Most of my single friends, who tend to be women of a certain (middle) age, a mix of straight and gay, professional and not-so-degreed, have pursued online dating experiences at some point or another. They’ve—we’ve— openly discussed our dating exploits, traded anecdotes about worst dates ever, cheered each other on just as we were about to give up, and offered condolences when things didn’t work out as we had hoped. Online dating sites are clearly the matchmaking tool of choice in my social world. It’s cheap, accessible, private –well, sort of– and efficient, if not exactly romantic.
In fact, my friends are in good company. A recent Pew survey suggests that the proportion of Americans who say that they met their current partner online has doubled in the last eight years; 5 per cent of all “committed” relationships in American today began online. While that number is still small, it will certainly grow over time. There are number of reasons for this: more and more people are single, while the desire, and cultural idealization of the couple remains as powerful as ever. Plus, the social stigma attached to online dating is fast declining. Eight years ago, 29 per cent of internet users said that “people who use online dating sites are desperate”; this year, only 21 per cent believed that, according to the telephone survey of 2,252 adults aged 18 and older, conducted this past spring.
Online dating is particularly attractive to gays and lesbians, and middle-aged heterosexuals, who have limited options for meeting people within their immediate geographic area or social circle. Since public spaces are dominated by 20- somethings on the prowl, if you’re a middle aged woman, there’s about as much chance of walking into a bar and meeting the man (or woman) of one’s dreams as there is of winning the lottery. And in the hetero marriage market of maturity, women are clearly disadvantaged: men are much more likely to find younger women to date, leaving many middle aged women vying for geriatric men. Little wonder that online dating is the new normal among my baby boomer/middle class/mixed gay and straight single friends: it enlarges one’s pool.
Everyone’s doing it, it seems. And few people seem to be hiding that fact. But that doesn’t mean online dating is necessarily easy. Finding a romantic partner online can be a bit like looking for a job, One friend of mine would get up each morning, answer emails from potential dates, and make contact with 2-3 suitable men whose profiles looked attractive to her. After screening them, she went on at least 3-5 nights per week. Restaurants needed to be booked, appointments made, clothing chosen, and a life story refined that would sell her virtues while maintaining a sense of authenticity.
Deception—lying about one’s age, class background, or prison record—happens, of course, as many researchers have noted. Among daters, it’s frowned upon, and often bites one in the butt. A 50-something heterosexual professional friend of mine recently dated a guy she met on the internet who told her that he had had once been married when in fact he had been married twice, and had two children with two different women. What else, she wondered, had he lied about? Biographic consistency is necessary for establishing trust, and trust is all-important when you have no other context for knowing someone—no mutual friends, family connections, or even common workmates.
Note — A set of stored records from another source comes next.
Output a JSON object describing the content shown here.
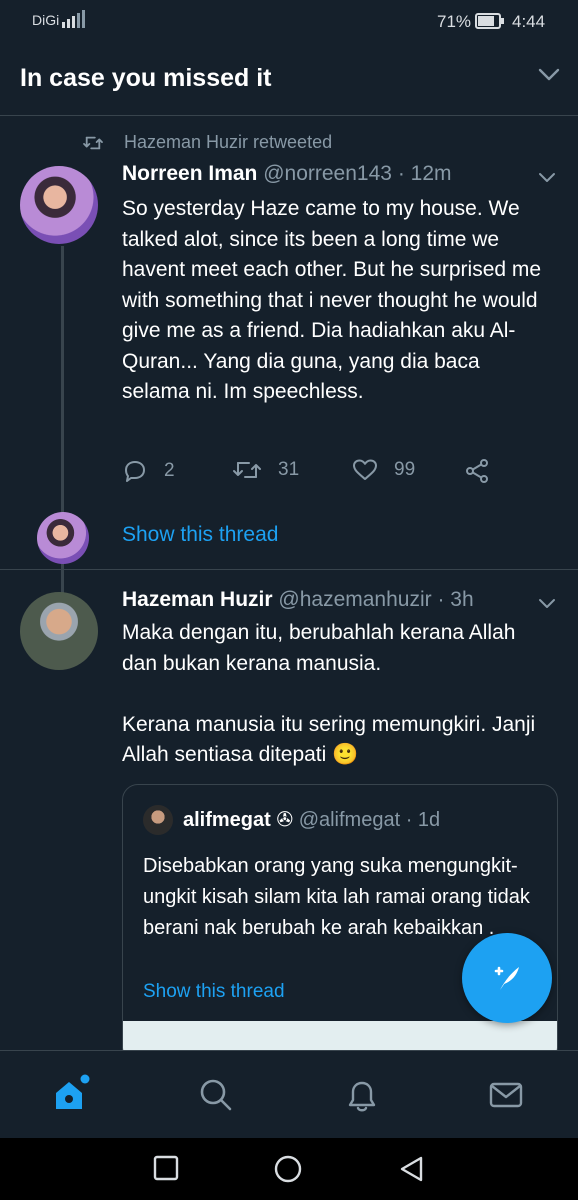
{
  "status_bar": {
    "carrier": "DiGi",
    "battery_pct": "71%",
    "time": "4:44"
  },
  "header": {
    "title": "In case you missed it"
  },
  "tweets": [
    {
      "retweet_label": "Hazeman Huzir retweeted",
      "name": "Norreen Iman",
      "handle": "@norreen143",
      "time": "· 12m",
      "text": "So yesterday Haze came to my house. We talked alot, since its been a long time we havent meet each other. But he surprised me with something that i never thought he would give me as a friend. Dia hadiahkan aku Al-Quran... Yang dia guna, yang dia baca selama ni. Im speechless.",
      "replies": "2",
      "retweets": "31",
      "likes": "99",
      "show_thread": "Show this thread"
    },
    {
      "name": "Hazeman Huzir",
      "handle": "@hazemanhuzir",
      "time": "· 3h",
      "text": "Maka dengan itu, berubahlah kerana Allah dan bukan kerana manusia.\n\nKerana manusia itu sering memungkiri. Janji Allah sentiasa ditepati 🙂",
      "quote": {
        "name": "alifmegat ✇",
        "handle": "@alifmegat",
        "time": "· 1d",
        "text": "Disebabkan orang yang suka mengungkit-ungkit kisah silam kita lah ramai orang tidak berani nak berubah ke arah kebaikkan .",
        "show_thread": "Show this thread"
      }
    }
  ],
  "colors": {
    "background": "#15202b",
    "accent": "#1da1f2",
    "muted": "#8899a6",
    "border": "#38444d"
  },
  "icons": {
    "bottom_nav": [
      "home-icon",
      "search-icon",
      "bell-icon",
      "mail-icon"
    ],
    "system_nav": [
      "recents-square-icon",
      "home-circle-icon",
      "back-triangle-icon"
    ]
  }
}
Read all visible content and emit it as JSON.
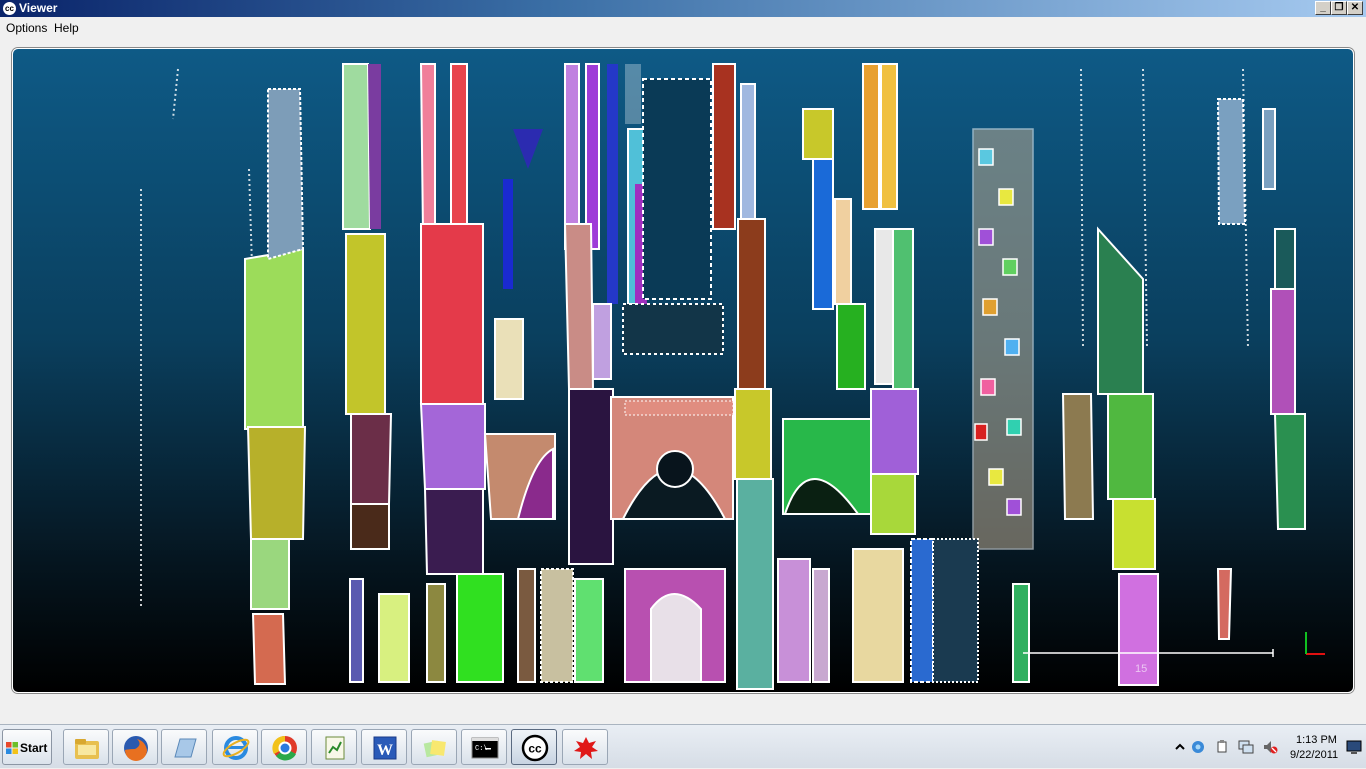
{
  "window": {
    "app_icon_text": "cc",
    "title": "Viewer",
    "buttons": {
      "minimize": "_",
      "restore": "❐",
      "close": "✕"
    }
  },
  "menubar": {
    "items": [
      "Options",
      "Help"
    ]
  },
  "viewer": {
    "scale_label": "15",
    "axis_colors": {
      "x": "#e01010",
      "y": "#10c020"
    },
    "background_top": "#0e5a86",
    "background_bottom": "#000000"
  },
  "taskbar": {
    "start_label": "Start",
    "pinned_icons": [
      "file-explorer-icon",
      "firefox-icon",
      "notes-icon",
      "internet-explorer-icon",
      "chrome-icon",
      "notepad-icon",
      "word-icon",
      "sticky-notes-icon",
      "command-prompt-icon",
      "cloudcompare-icon",
      "splash-app-icon"
    ],
    "tray_icons": [
      "show-hidden-icons-icon",
      "network-status-icon",
      "usb-icon",
      "network-icon",
      "volume-muted-icon"
    ],
    "clock_time": "1:13 PM",
    "clock_date": "9/22/2011",
    "show_desktop_icon": "show-desktop-icon"
  }
}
Online dating follows the logic of a centuries-long process, documented by Anthony Giddens and others, in which our families have come to exercise less and less power over our romantic choices. Individuals are more likely to choose their partners; family ties or moral values (to marry “in the faith,” for example) hold less sway. Giddens thought this was profoundly democratizing. But Eva Ilouz, in her most recent book, Why Love Hurts, is less sanguine. “The search for love,” she writes, “is an agonizingly difficult experiences from which few modern men and women have been spared.” Romantic love, she says, “beautifies the deep inequalities at the heart of gender relationships.”
As love becomes much more important to one’s self-worth, family and morality have less power in determining our mates, and physical attractiveness and desirability play a much greater role. That’s liberating, to be sure, but women, particularly those of a certain age, are more disadvantaged than their male counterparts. For many of them, the digital dating universe seems to offer an exhilarating sense of freedom, a dizzying array of choices, and more than a little misery.